BOSTON — Is it time to retire the idea of a 60/40 portfolio? The strategy has been generally regarded as a good starting point for most investors.
But many experts question whether a mix of 60 percent stocks and 40 percent bonds is suitable. Over the years, 60/40 has become a rough gauge for how to build adequate retirement savings without taking excessive risk. Typically, it's promoted as a sort of default portfolio balance for investors in their 40s, or even closer to retirement.
The basic rationale: Keep most of your retirement savings in the stock market, because stocks are likely to provide greater long-term growth than bonds. But when stocks fall, you'll want a significant percentage of your portfolio in bonds to cushion against steep losses.
Many suggest it's important to have more than 60 percent invested in stocks. That's because retirement can stretch for several decades, and investors will need to increasingly rely on stocks to limit the risk of outliving savings. Also, the long-term outlook for bonds is poor.
Another criticism: 60/40 is too narrow an approach to build a truly diversified portfolio because it fails to consider alternative assets classes. Think of investments in commodities such as oil, precious metals or real estate investment trusts. Alternatives may also include using complex strategies that hedge funds pioneered to protect against losses when stocks plunge or inflation spikes.
The Associated Press interviewed two experts in asset allocation to try to get to the heart of the debate. One is a 60/40 critic: Ben Inker, co-head of asset allocation for GMO, a Boston-based manager of $104 billion for institutional clients such as endowments and pension funds.
Also weighing in is Fran Kinniry, who embraces traditional stock-and-bond portfolio construction. He's a principal in the investment strategy group at Vanguard, the nation's largest mutual fund company.
Below are edited excerpts of their arguments on whether a 60/40 portfolio remains a good tool for middle-aged investors trying to build up retirement savings:
INKER: One reason I'm skeptical about 60/40 is that it's probably not aggressive enough, at least for a 40-year-old investor. You need to invest more in assets that are riskier than bonds if you want to meet your investment goals without having to save an extremely large percentage of your income.
If you're 40, you've got around 25 years before retirement. That's a long time. With significantly more than 60 percent in stocks, you'll have a much better chance to achieve your retirement savings goals than you would with just 60 percent.
While an aggressive allocation to stocks makes sense at that age, that doesn't necessarily mean you can rely on alternative assets to diversify a portfolio. The problem that a 60/40 portfolio presents is that you can't rely entirely on bonds as a diversifier, either. They have been good diversifiers in recent years because we've had low inflation. In fact, higher-quality bonds like Treasury notes have been especially good diversifiers. But if the future risk we face is from rising inflation, bonds aren't going to help.
KINNIRY: It's true that there are challenges now for investors with 60/40 portfolios, because of the risks bond investors face. It will be mathematically impossible to replicate the strong returns that bonds have delivered over the last 30 years.

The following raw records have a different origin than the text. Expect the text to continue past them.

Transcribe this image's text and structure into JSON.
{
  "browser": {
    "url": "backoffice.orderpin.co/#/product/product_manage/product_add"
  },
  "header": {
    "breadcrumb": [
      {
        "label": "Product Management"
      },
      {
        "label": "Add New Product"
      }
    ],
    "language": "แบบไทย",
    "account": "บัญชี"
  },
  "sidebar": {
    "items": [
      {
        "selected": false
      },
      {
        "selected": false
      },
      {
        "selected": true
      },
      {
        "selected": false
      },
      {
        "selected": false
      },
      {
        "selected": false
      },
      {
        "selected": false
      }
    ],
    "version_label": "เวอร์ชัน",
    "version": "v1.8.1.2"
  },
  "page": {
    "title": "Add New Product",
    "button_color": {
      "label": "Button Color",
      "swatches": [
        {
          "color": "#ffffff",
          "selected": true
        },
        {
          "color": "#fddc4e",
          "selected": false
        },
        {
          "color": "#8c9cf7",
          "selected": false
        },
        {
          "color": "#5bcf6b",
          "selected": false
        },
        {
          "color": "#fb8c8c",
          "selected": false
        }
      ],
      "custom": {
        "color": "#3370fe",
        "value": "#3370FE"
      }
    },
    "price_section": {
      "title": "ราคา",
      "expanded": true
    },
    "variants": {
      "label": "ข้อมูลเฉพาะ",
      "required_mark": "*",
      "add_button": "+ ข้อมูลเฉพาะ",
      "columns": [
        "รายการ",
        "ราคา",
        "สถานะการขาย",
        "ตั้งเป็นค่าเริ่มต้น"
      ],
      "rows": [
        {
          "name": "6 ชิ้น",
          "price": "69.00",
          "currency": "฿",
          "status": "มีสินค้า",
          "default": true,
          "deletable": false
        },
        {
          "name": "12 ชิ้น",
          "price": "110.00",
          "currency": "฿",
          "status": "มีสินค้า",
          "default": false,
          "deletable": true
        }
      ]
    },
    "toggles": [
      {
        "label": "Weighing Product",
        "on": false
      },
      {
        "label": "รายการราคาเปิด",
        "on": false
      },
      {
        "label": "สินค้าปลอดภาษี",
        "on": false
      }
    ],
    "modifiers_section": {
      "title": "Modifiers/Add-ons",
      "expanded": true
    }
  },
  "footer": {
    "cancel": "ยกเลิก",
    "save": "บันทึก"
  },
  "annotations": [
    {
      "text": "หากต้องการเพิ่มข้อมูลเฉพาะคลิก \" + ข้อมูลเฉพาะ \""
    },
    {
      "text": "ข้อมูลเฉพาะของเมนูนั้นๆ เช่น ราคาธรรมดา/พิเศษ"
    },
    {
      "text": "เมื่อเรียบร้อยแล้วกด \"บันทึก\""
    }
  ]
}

But I'd warn investors who want to leave traditional bonds for more exotic asset classes. It has not been demonstrated that those assets can diversify a portfolio when stocks are falling. We shouldn't expect alternative assets to provide a diversification benefit during the next bear market.
Consider the performance of the larger college endowments that invested in alternative assets over the years. Traditional stock-bond portfolios have been killing many of those endowments in terms of performance.
Vanguard has done research examining the performance of various assets, including alternatives, when stock performance has been the worst. Nearly all the assets posted losses at the same time that stocks were plunging. There were only two assets that had positive returns during those periods: Treasury bonds, and investment-grade corporate and municipal bonds.